§ **ACTION ITEM**: Nothing in the data may be altered; restate all of it exactly.

........

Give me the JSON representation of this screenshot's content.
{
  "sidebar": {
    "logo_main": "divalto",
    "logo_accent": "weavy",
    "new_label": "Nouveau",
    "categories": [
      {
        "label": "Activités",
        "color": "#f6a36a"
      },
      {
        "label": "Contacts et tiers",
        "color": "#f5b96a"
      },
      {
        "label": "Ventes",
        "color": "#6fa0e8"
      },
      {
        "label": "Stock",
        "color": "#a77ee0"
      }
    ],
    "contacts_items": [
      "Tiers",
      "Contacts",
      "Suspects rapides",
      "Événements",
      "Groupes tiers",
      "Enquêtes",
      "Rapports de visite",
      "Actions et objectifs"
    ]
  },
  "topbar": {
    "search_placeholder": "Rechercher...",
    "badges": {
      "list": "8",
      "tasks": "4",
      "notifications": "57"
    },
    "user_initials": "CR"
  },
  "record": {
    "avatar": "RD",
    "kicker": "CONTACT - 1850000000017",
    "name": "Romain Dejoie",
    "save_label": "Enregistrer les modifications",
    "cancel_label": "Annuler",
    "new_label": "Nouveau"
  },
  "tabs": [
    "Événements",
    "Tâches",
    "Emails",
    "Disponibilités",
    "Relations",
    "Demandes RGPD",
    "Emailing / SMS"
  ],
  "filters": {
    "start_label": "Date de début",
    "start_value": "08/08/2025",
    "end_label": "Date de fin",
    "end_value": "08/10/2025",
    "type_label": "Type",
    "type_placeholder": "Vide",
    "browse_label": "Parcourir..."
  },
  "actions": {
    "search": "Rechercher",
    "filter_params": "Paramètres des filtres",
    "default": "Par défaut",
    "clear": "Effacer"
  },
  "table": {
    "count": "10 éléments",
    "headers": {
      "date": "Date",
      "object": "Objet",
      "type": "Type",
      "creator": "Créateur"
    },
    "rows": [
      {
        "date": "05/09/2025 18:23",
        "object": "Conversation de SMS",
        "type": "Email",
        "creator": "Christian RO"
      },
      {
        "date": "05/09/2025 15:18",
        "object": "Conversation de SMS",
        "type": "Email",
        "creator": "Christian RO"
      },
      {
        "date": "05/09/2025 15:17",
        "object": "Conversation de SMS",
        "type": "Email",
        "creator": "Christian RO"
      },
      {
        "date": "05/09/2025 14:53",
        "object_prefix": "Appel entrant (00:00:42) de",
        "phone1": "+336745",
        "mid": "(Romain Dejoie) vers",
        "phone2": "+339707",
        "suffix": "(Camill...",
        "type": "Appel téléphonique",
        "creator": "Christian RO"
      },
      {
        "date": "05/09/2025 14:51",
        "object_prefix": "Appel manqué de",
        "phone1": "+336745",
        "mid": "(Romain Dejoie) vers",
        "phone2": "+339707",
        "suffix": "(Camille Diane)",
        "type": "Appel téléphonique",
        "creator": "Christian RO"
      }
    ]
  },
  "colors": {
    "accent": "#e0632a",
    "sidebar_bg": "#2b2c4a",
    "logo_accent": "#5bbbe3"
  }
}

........

§ **SOLUTION FOR THIS EXERCISE**:
Give me the JSON representation of this screenshot's content.
{
  "sidebar": {
    "logo_main": "divalto",
    "logo_accent": "weavy",
    "new_label": "Nouveau",
    "categories": [
      {
        "label": "Activités",
        "color": "#f6a36a"
      },
      {
        "label": "Contacts et tiers",
        "color": "#f5b96a"
      },
      {
        "label": "Ventes",
        "color": "#6fa0e8"
      },
      {
        "label": "Stock",
        "color": "#a77ee0"
      }
    ],
    "contacts_items": [
      "Tiers",
      "Contacts",
      "Suspects rapides",
      "Événements",
      "Groupes tiers",
      "Enquêtes",
      "Rapports de visite",
      "Actions et objectifs"
    ]
  },
  "topbar": {
    "search_placeholder": "Rechercher...",
    "badges": {
      "list": "8",
      "tasks": "4",
      "notifications": "57"
    },
    "user_initials": "CR"
  },
  "record": {
    "avatar": "RD",
    "kicker": "CONTACT - 1850000000017",
    "name": "Romain Dejoie",
    "save_label": "Enregistrer les modifications",
    "cancel_label": "Annuler",
    "new_label": "Nouveau"
  },
  "tabs": [
    "Événements",
    "Tâches",
    "Emails",
    "Disponibilités",
    "Relations",
    "Demandes RGPD",
    "Emailing / SMS"
  ],
  "filters": {
    "start_label": "Date de début",
    "start_value": "08/08/2025",
    "end_label": "Date de fin",
    "end_value": "08/10/2025",
    "type_label": "Type",
    "type_placeholder": "Vide",
    "browse_label": "Parcourir..."
  },
  "actions": {
    "search": "Rechercher",
    "filter_params": "Paramètres des filtres",
    "default": "Par défaut",
    "clear": "Effacer"
  },
  "table": {
    "count": "10 éléments",
    "headers": {
      "date": "Date",
      "object": "Objet",
      "type": "Type",
      "creator": "Créateur"
    },
    "rows": [
      {
        "date": "05/09/2025 18:23",
        "object": "Conversation de SMS",
        "type": "Email",
        "creator": "Christian RO"
      },
      {
        "date": "05/09/2025 15:18",
        "object": "Conversation de SMS",
        "type": "Email",
        "creator": "Christian RO"
      },
      {
        "date": "05/09/2025 15:17",
        "object": "Conversation de SMS",
        "type": "Email",
        "creator": "Christian RO"
      },
      {
        "date": "05/09/2025 14:53",
        "object_prefix": "Appel entrant (00:00:42) de",
        "phone1": "+336745",
        "mid": "(Romain Dejoie) vers",
        "phone2": "+339707",
        "suffix": "(Camill...",
        "type": "Appel téléphonique",
        "creator": "Christian RO"
      },
      {
        "date": "05/09/2025 14:51",
        "object_prefix": "Appel manqué de",
        "phone1": "+336745",
        "mid": "(Romain Dejoie) vers",
        "phone2": "+339707",
        "suffix": "(Camille Diane)",
        "type": "Appel téléphonique",
        "creator": "Christian RO"
      }
    ]
  },
  "colors": {
    "accent": "#e0632a",
    "sidebar_bg": "#2b2c4a",
    "logo_accent": "#5bbbe3"
  }
}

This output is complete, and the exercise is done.